One person who is well aware of Corbyn’s dominance within the party is his chief of staff, Karie Murphy. She is the most influential member of a third faction, which is, again, well represented in the leader’s office and among the project’s outer circle. Murphy sees some of the complaints about anti-Semitism as a vehicle for challenging Corbyn’s authority. That is why she argued against others in the inner circle, including Momentum’s Jon Lansman, who called for an end to the disciplinary charges against Labour MPs Margaret Hodge and Ian Austin. Hodge had called Corbyn an “anti-Semite and racist”, while Austin confronted the party chair, Ian Lavery, about the issue in a hotly disputed row. (Some say that Austin shouted and swore; others, including Austin himself, deny this happened.)

Hodge faced immediate disciplinary action over her remarks, while the party machine has been notably slower to act against ordinary members accused of anti-Semitic behaviour. Other senior Corbynites argued with Murphy, saying that the double standard made the party look bad. Their fear was heightened by Hodge’s decision to ask Mishcon de Reya to act for her. The London law firm specialises in discrimination cases, while Labour’s lawyers are more at home in cases involving electoral law, data protection and human resources.
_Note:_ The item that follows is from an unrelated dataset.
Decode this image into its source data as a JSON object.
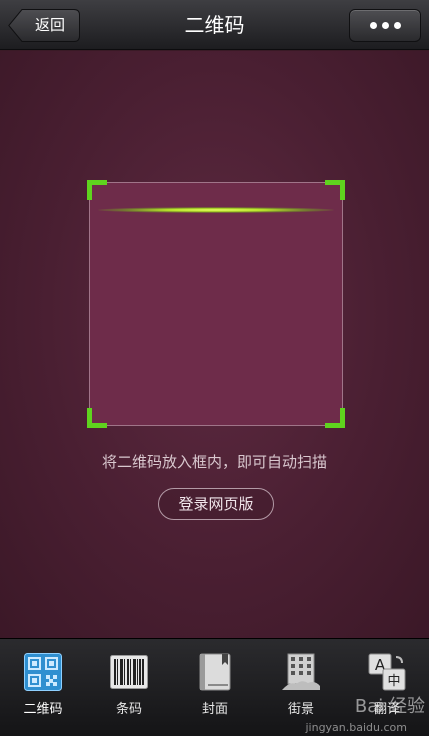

In the end, the leader’s office stepped back from the brink, dropping the proceedings against Hodge. (The case against Austin is still unresolved.) This is significant: at least 12 Labour MPs were prepared to resign the whip if the veteran MP for Barking, east London, had faced further action.

But the deeper problems are yet to be settled. Some of Corbyn’s opponents agree with the “Lansman view” – that the party should now reassure British Jews and move back to economic policy, on which Labour is largely united. Others agree with Corbyn that this is a foreign policy issue but draw a different conclusion: his views on Israel and the West generally make him unsuitable to be Labour leader, and prime minister.
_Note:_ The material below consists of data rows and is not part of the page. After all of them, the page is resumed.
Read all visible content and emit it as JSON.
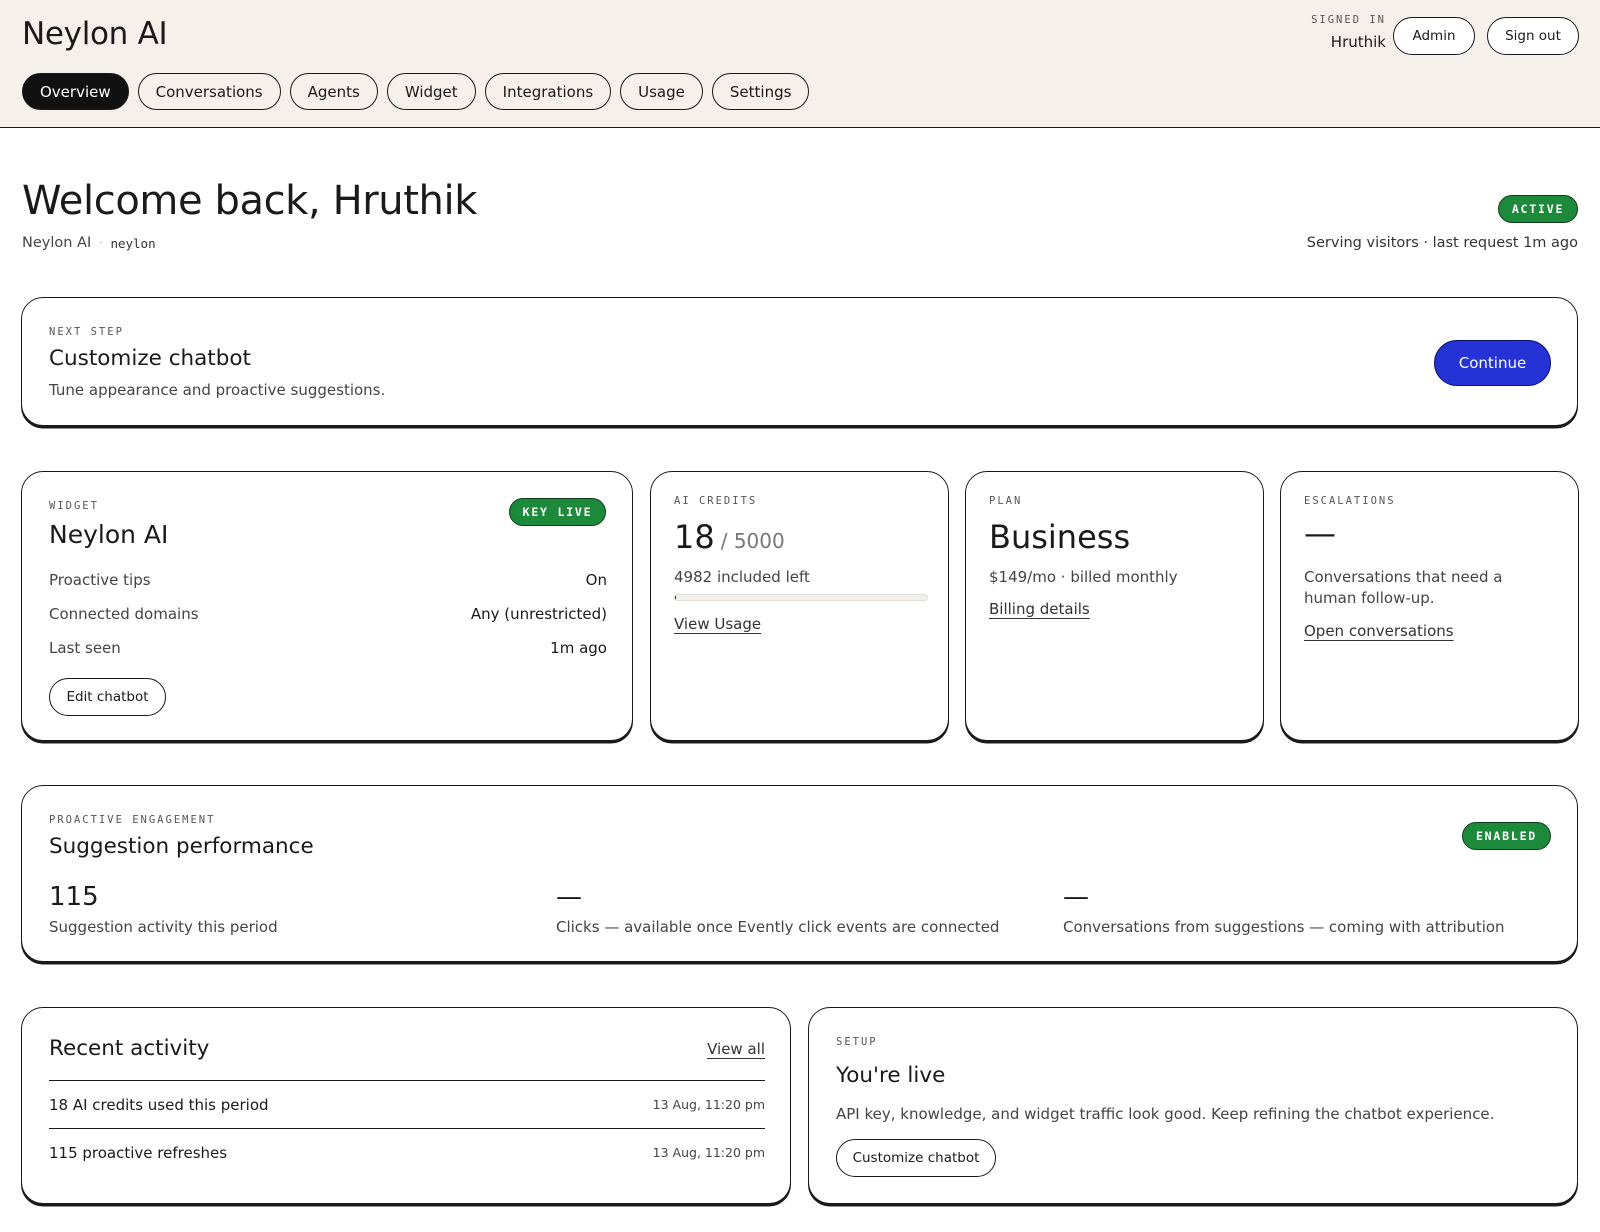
{
  "header": {
    "brand": "Neylon AI",
    "signed_in_label": "SIGNED IN",
    "user": "Hruthik",
    "admin_label": "Admin",
    "signout_label": "Sign out",
    "tabs": [
      "Overview",
      "Conversations",
      "Agents",
      "Widget",
      "Integrations",
      "Usage",
      "Settings"
    ],
    "active_tab": "Overview"
  },
  "welcome": {
    "title": "Welcome back, Hruthik",
    "org": "Neylon AI",
    "slug": "neylon",
    "status": "ACTIVE",
    "serving": "Serving visitors · last request 1m ago"
  },
  "next_step": {
    "eyebrow": "NEXT STEP",
    "title": "Customize chatbot",
    "desc": "Tune appearance and proactive suggestions.",
    "button": "Continue"
  },
  "widget": {
    "eyebrow": "WIDGET",
    "title": "Neylon AI",
    "badge": "KEY LIVE",
    "rows": [
      {
        "k": "Proactive tips",
        "v": "On"
      },
      {
        "k": "Connected domains",
        "v": "Any (unrestricted)"
      },
      {
        "k": "Last seen",
        "v": "1m ago"
      }
    ],
    "button": "Edit chatbot"
  },
  "credits": {
    "eyebrow": "AI CREDITS",
    "used": "18",
    "total": "/ 5000",
    "left": "4982 included left",
    "progress": 0.0036,
    "link": "View Usage"
  },
  "plan": {
    "eyebrow": "PLAN",
    "name": "Business",
    "price": "$149/mo · billed monthly",
    "link": "Billing details"
  },
  "escalations": {
    "eyebrow": "ESCALATIONS",
    "value": "—",
    "desc": "Conversations that need a human follow-up.",
    "link": "Open conversations"
  },
  "proactive": {
    "eyebrow": "PROACTIVE ENGAGEMENT",
    "title": "Suggestion performance",
    "badge": "ENABLED",
    "stats": [
      {
        "value": "115",
        "label": "Suggestion activity this period"
      },
      {
        "value": "—",
        "label": "Clicks — available once Evently click events are connected"
      },
      {
        "value": "—",
        "label": "Conversations from suggestions — coming with attribution"
      }
    ]
  },
  "activity": {
    "title": "Recent activity",
    "view_all": "View all",
    "items": [
      {
        "text": "18 AI credits used this period",
        "when": "13 Aug, 11:20 pm"
      },
      {
        "text": "115 proactive refreshes",
        "when": "13 Aug, 11:20 pm"
      }
    ]
  },
  "setup": {
    "eyebrow": "SETUP",
    "title": "You're live",
    "desc": "API key, knowledge, and widget traffic look good. Keep refining the chatbot experience.",
    "button": "Customize chatbot"
  },
  "colors": {
    "header_bg": "#f6f0ea",
    "badge_green": "#1c8a3a",
    "primary_blue": "#2432d6"
  }
}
Austin is one of this group. The MP for Dudley North has declared that he regards Corbyn as outside Labour’s traditions and unfit to lead the party. Yet he is not among the 12 MPs considering a break with Labour. On the face of it, this seems inexplicable: why remain in a party led by someone you consider beyond the pale?

The only explanation is that he (and others who hold a similar view) has not accepted that Corbyn is here to stay. It’s another strange point of agreement with some loyalists, who feel Corbyn’s grip on the party is fragile, despite all the evidence. Accepting this fact would clarify the issue: giving loyalists a reason to adopt the IHRA definition; and opponents the motivation to leave.
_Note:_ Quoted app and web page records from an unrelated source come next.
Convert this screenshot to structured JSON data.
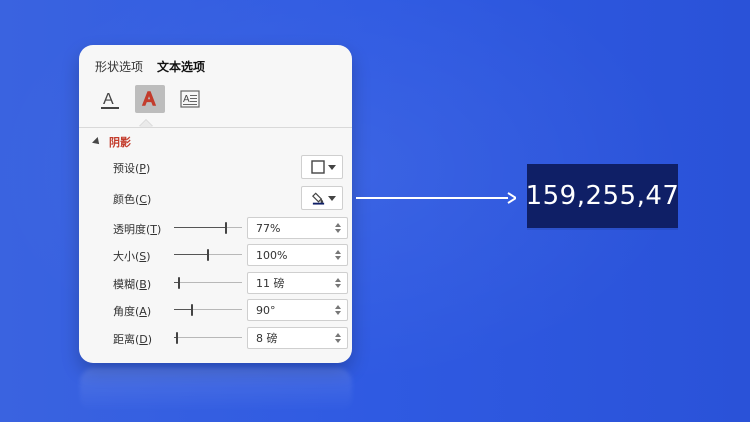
{
  "panel": {
    "tabs": [
      {
        "label": "形状选项",
        "active": false
      },
      {
        "label": "文本选项",
        "active": true
      }
    ],
    "icon_names": [
      "text-fill-outline-icon",
      "text-effects-icon",
      "textbox-icon"
    ],
    "section_title": "阴影",
    "rows": {
      "preset": {
        "label_main": "预设(",
        "label_key": "P",
        "label_end": ")"
      },
      "color": {
        "label_main": "颜色(",
        "label_key": "C",
        "label_end": ")"
      },
      "transparency": {
        "label_main": "透明度(",
        "label_key": "T",
        "label_end": ")",
        "value": "77%",
        "level": 0.77
      },
      "size": {
        "label_main": "大小(",
        "label_key": "S",
        "label_end": ")",
        "value": "100%",
        "level": 0.5
      },
      "blur": {
        "label_main": "模糊(",
        "label_key": "B",
        "label_end": ")",
        "value": "11 磅",
        "level": 0.06
      },
      "angle": {
        "label_main": "角度(",
        "label_key": "A",
        "label_end": ")",
        "value": "90°",
        "level": 0.25
      },
      "distance": {
        "label_main": "距离(",
        "label_key": "D",
        "label_end": ")",
        "value": "8 磅",
        "level": 0.03
      }
    }
  },
  "result_value": "159,255,47",
  "colors": {
    "background": "#2f5ae2",
    "accent_red": "#c33b2b",
    "result_box": "#0f1f66"
  }
}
This article appears in the 08 Aug 2018 issue of the New Statesman, The rise and fall of Islamic State